Horticulturists: an endangered species?
“Not many students studying horticulture at my community college stay in the industry,” a horticultural instructor told me today. Since the comment was said in confidence, I will leave names and serial numbers out the blog!
But the comment did remind me of the list of 20 most useless college degrees (based on salaries, number of jobs available and general trend of crappiness) that came out in Newsweek in April this year. Horticulture and Agricultural Science had the dubious honour of being ranked in the top 5.
I discussed this issue on my facebook page…and I had a few people comment that they had a made a good living in the horticultural industry. I bet you a dime to a dollar that most people doing well in the industry are in charge of their own businesses. I know the industry, as well as the general public, doesn’t value or appreciate horticulturists. And we get paid accordingly.
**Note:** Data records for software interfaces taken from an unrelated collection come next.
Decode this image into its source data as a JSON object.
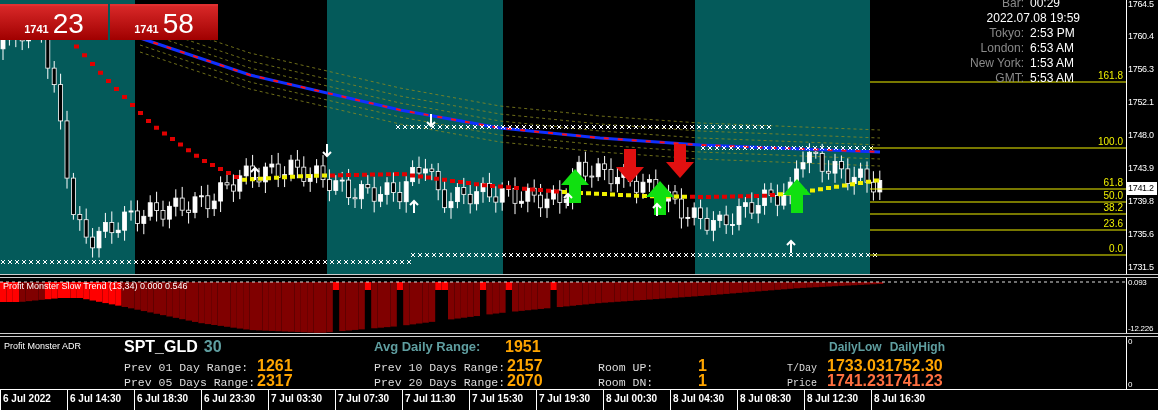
{
  "quote_boxes": [
    {
      "big_figure": "1741",
      "pips": "23"
    },
    {
      "big_figure": "1741",
      "pips": "58"
    }
  ],
  "info_panel": [
    {
      "label": "Bar:",
      "value": "00:29"
    },
    {
      "value": "2022.07.08 19:59"
    },
    {
      "label": "Tokyo:",
      "value": "2:53 PM"
    },
    {
      "label": "London:",
      "value": "6:53 AM"
    },
    {
      "label": "New York:",
      "value": "1:53 AM"
    },
    {
      "label": "GMT:",
      "value": "5:53 AM"
    }
  ],
  "fib_levels": [
    "161.8",
    "100.0",
    "61.8",
    "50.0",
    "38.2",
    "23.6",
    "0.0"
  ],
  "price_axis": [
    {
      "label": "1764.5",
      "highlighted": false
    },
    {
      "label": "1760.4",
      "highlighted": false
    },
    {
      "label": "1756.3",
      "highlighted": false
    },
    {
      "label": "1752.1",
      "highlighted": false
    },
    {
      "label": "1748.0",
      "highlighted": false
    },
    {
      "label": "1743.9",
      "highlighted": false
    },
    {
      "label": "1741.2",
      "highlighted": true
    },
    {
      "label": "1739.8",
      "highlighted": false
    },
    {
      "label": "1735.6",
      "highlighted": false
    },
    {
      "label": "1731.5",
      "highlighted": false
    }
  ],
  "indicator": {
    "title": "Profit Monster Slow Trend (13,34) 0.000 0.546",
    "axis_labels": [
      "0.093",
      "-12.226"
    ]
  },
  "adr_panel": {
    "title": "Profit Monster ADR",
    "symbol": "SPT_GLD",
    "timeframe": "30",
    "avg_label": "Avg Daily Range:",
    "avg_value": "1951",
    "rows": [
      {
        "label": "Prev 01 Day Range:",
        "value": "1261"
      },
      {
        "label": "Prev 05 Days Range:",
        "value": "2317"
      },
      {
        "label": "Prev 10 Days Range:",
        "value": "2157"
      },
      {
        "label": "Prev 20 Days Range:",
        "value": "2070"
      }
    ],
    "room": [
      {
        "label": "Room UP:",
        "value": "1"
      },
      {
        "label": "Room DN:",
        "value": "1"
      }
    ],
    "headers": [
      "DailyLow",
      "DailyHigh"
    ],
    "ranges": [
      {
        "label": "T/Day",
        "low": "1733.03",
        "high": "1752.30"
      },
      {
        "label": "Price",
        "low": "1741.23",
        "high": "1741.23"
      }
    ],
    "axis_labels": [
      "0",
      "0"
    ]
  },
  "time_axis": [
    "6 Jul 2022",
    "6 Jul 14:30",
    "6 Jul 18:30",
    "6 Jul 23:30",
    "7 Jul 03:30",
    "7 Jul 07:30",
    "7 Jul 11:30",
    "7 Jul 15:30",
    "7 Jul 19:30",
    "8 Jul 00:30",
    "8 Jul 04:30",
    "8 Jul 08:30",
    "8 Jul 12:30",
    "8 Jul 16:30"
  ]
}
I remember being told that working in the landscape industry was good work for the mentally challenged. This is the perception many people have … horticulturists/landscapers/agriculturists have strong physiques but very little brain power. Of course, it’s not true. It’s like saying that everyone working in the computer industry has no social graces.
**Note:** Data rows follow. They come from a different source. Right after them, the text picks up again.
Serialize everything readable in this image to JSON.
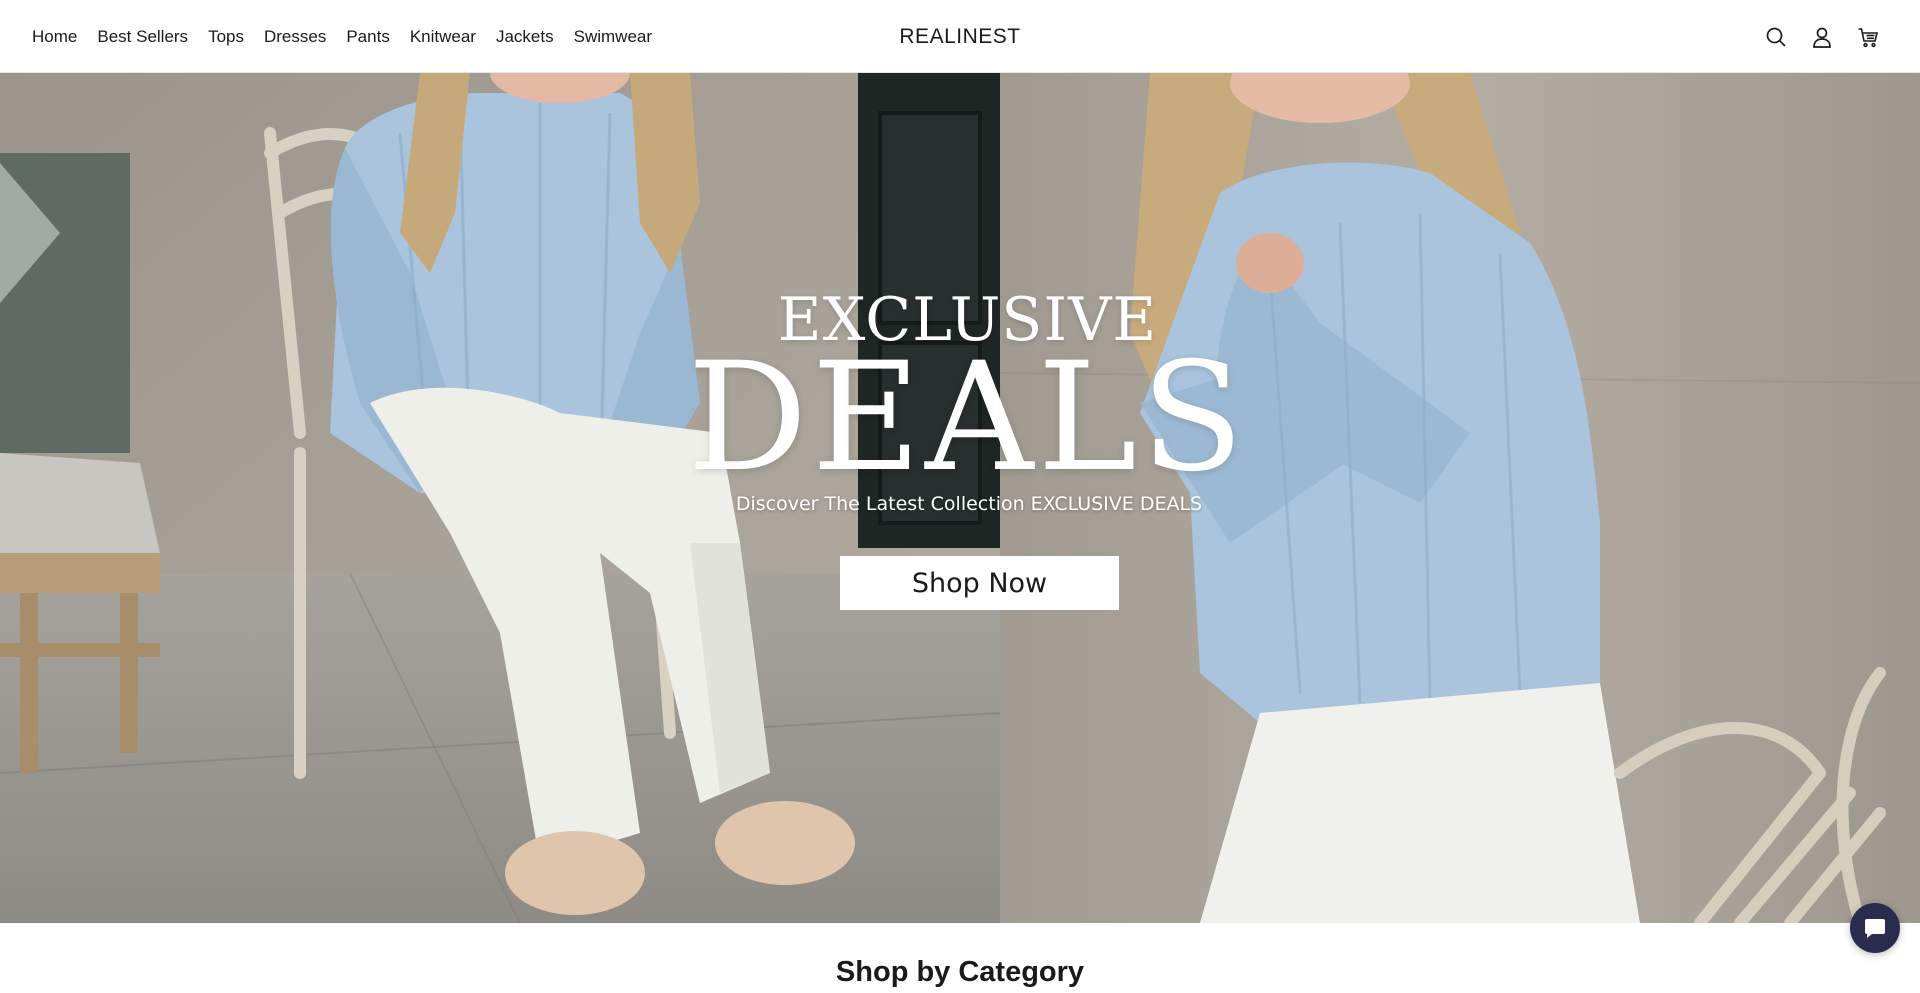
{
  "header": {
    "nav": [
      "Home",
      "Best Sellers",
      "Tops",
      "Dresses",
      "Pants",
      "Knitwear",
      "Jackets",
      "Swimwear"
    ],
    "brand": "REALINEST",
    "icons": [
      "search-icon",
      "account-icon",
      "cart-icon"
    ]
  },
  "hero": {
    "eyebrow": "EXCLUSIVE",
    "headline": "DEALS",
    "subtitle": "Discover The Latest Collection EXCLUSIVE DEALS",
    "cta": "Shop Now"
  },
  "sections": {
    "category_title": "Shop by Category"
  },
  "chat": {
    "icon": "chat-bubble-icon"
  },
  "colors": {
    "text": "#1a1a1a",
    "sweater_blue": "#a9c4dc",
    "pants_white": "#efefea",
    "wall_stone": "#a39c92",
    "chat_button": "#2a2c4e"
  }
}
I think the reason why the industry is attracting less and less people, starts with the negative professional image. Oh wait…it’s not considered a “professional” industry, remember. Only smart people can be professional. But that is just not true. Let me give you a few examples.
In 2007, ValleyCrest Landscape companies, a privately-held landscape design, construction, and maintenance services company in southern California, had annual revenues of 935 million dollars. Closer to home, one of my horticultural classmates, Dean Chudleigh, along with this brother, has grown the family business, Chudleigh’s Apple Farm, in Milton to estimated annual revenue of 7 million dollars.
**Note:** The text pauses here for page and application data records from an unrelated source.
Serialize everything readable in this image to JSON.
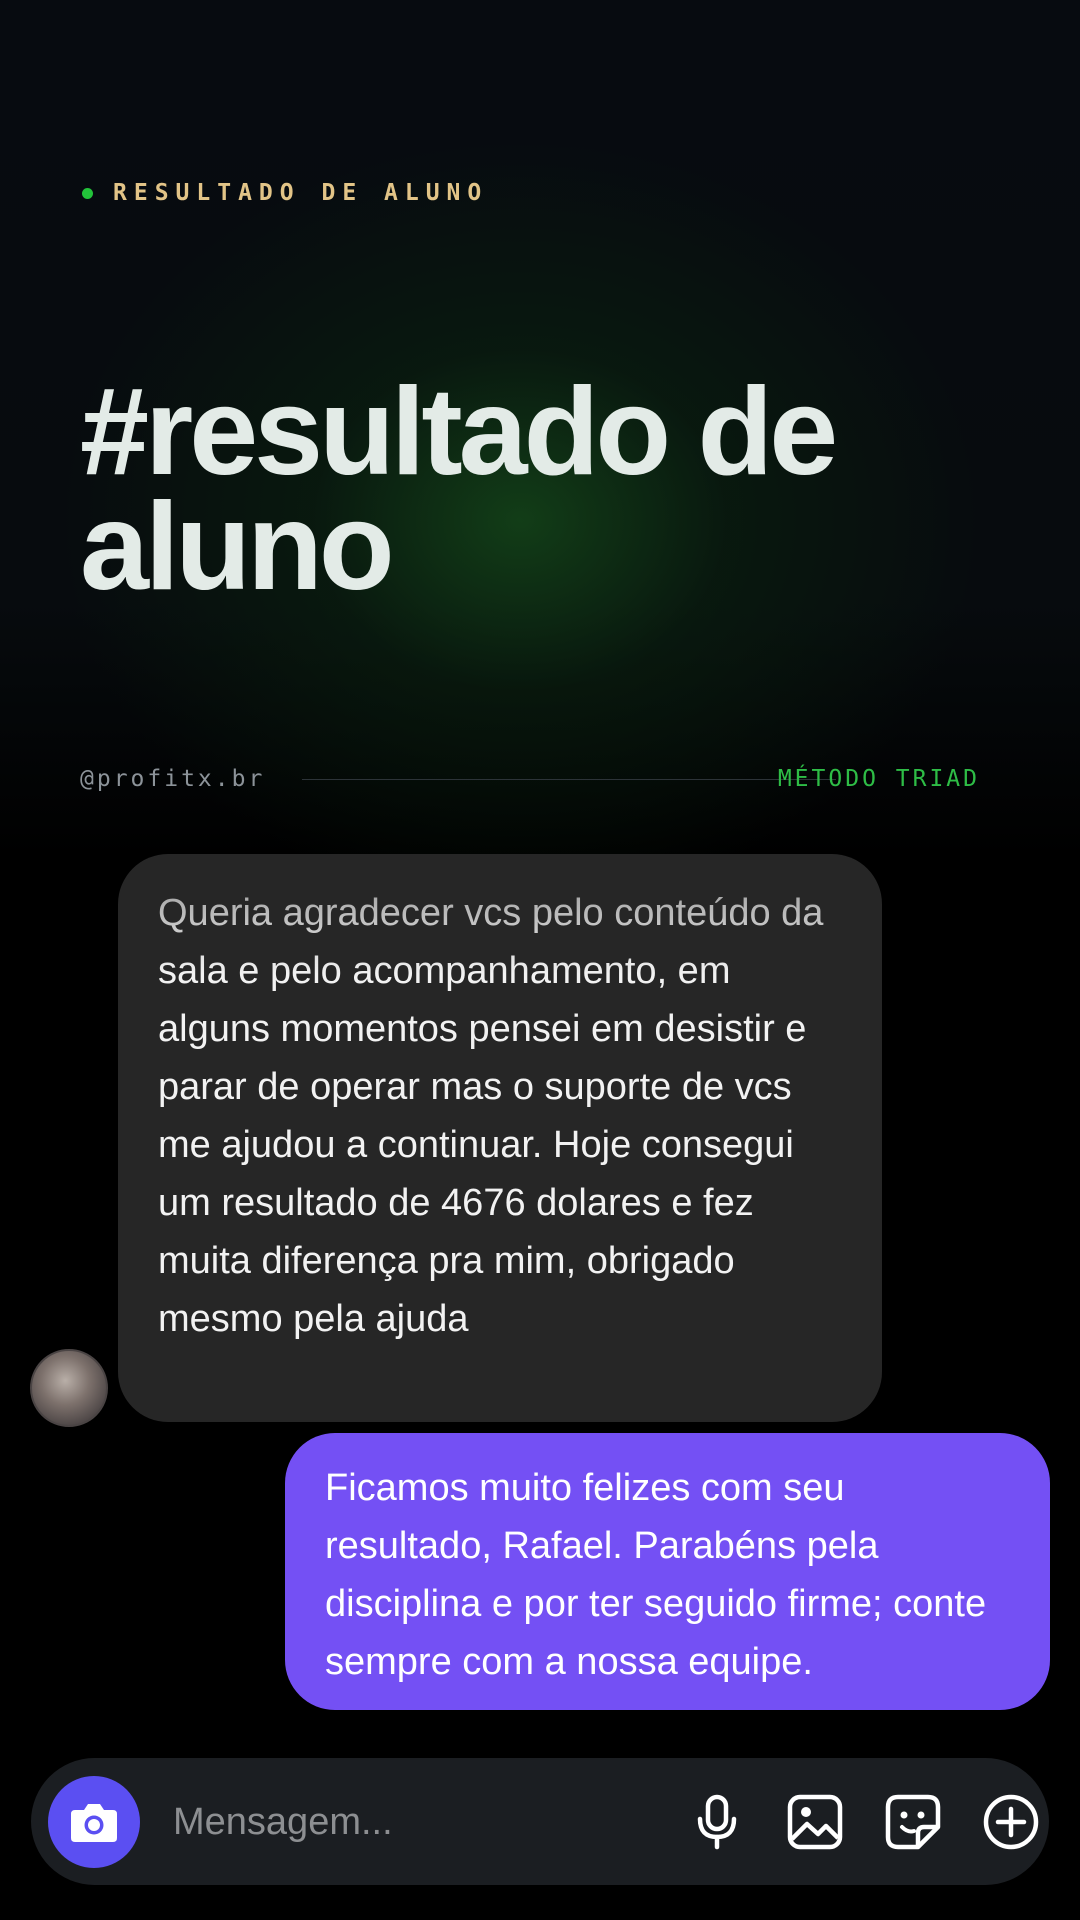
{
  "header": {
    "eyebrow": "RESULTADO DE ALUNO",
    "headline_line1": "#resultado de",
    "headline_line2": "aluno",
    "handle": "@profitx.br",
    "method": "MÉTODO TRIAD",
    "accent_color": "#22c33a"
  },
  "chat": {
    "incoming": {
      "text": "Queria agradecer vcs pelo conteúdo da sala e pelo acompanhamento, em alguns momentos pensei em desistir e parar de operar mas o suporte de vcs me ajudou a continuar. Hoje consegui um resultado de 4676 dolares e fez muita diferença pra mim, obrigado mesmo pela ajuda",
      "bubble_color": "#262626"
    },
    "outgoing": {
      "text": "Ficamos muito felizes com seu resultado, Rafael. Parabéns pela disciplina e por ter seguido firme; conte sempre com a nossa equipe.",
      "bubble_color": "#7450f4"
    }
  },
  "composer": {
    "placeholder": "Mensagem...",
    "icons": [
      "camera-icon",
      "microphone-icon",
      "gallery-icon",
      "sticker-icon",
      "plus-icon"
    ],
    "camera_color": "#5b4ff2"
  }
}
Not bad for a bunch of landscapers and horticulturists. When it comes down to it, the public won’t change its views of the industry unless there an active push for industry leaders to change it. And yes, it starts with treating ourselves (horticulturists) and our fellow workers with more respect and better pay.
After all, horticulturists/landscapers are a valuable and exceedingly rare commodity, aren’t we?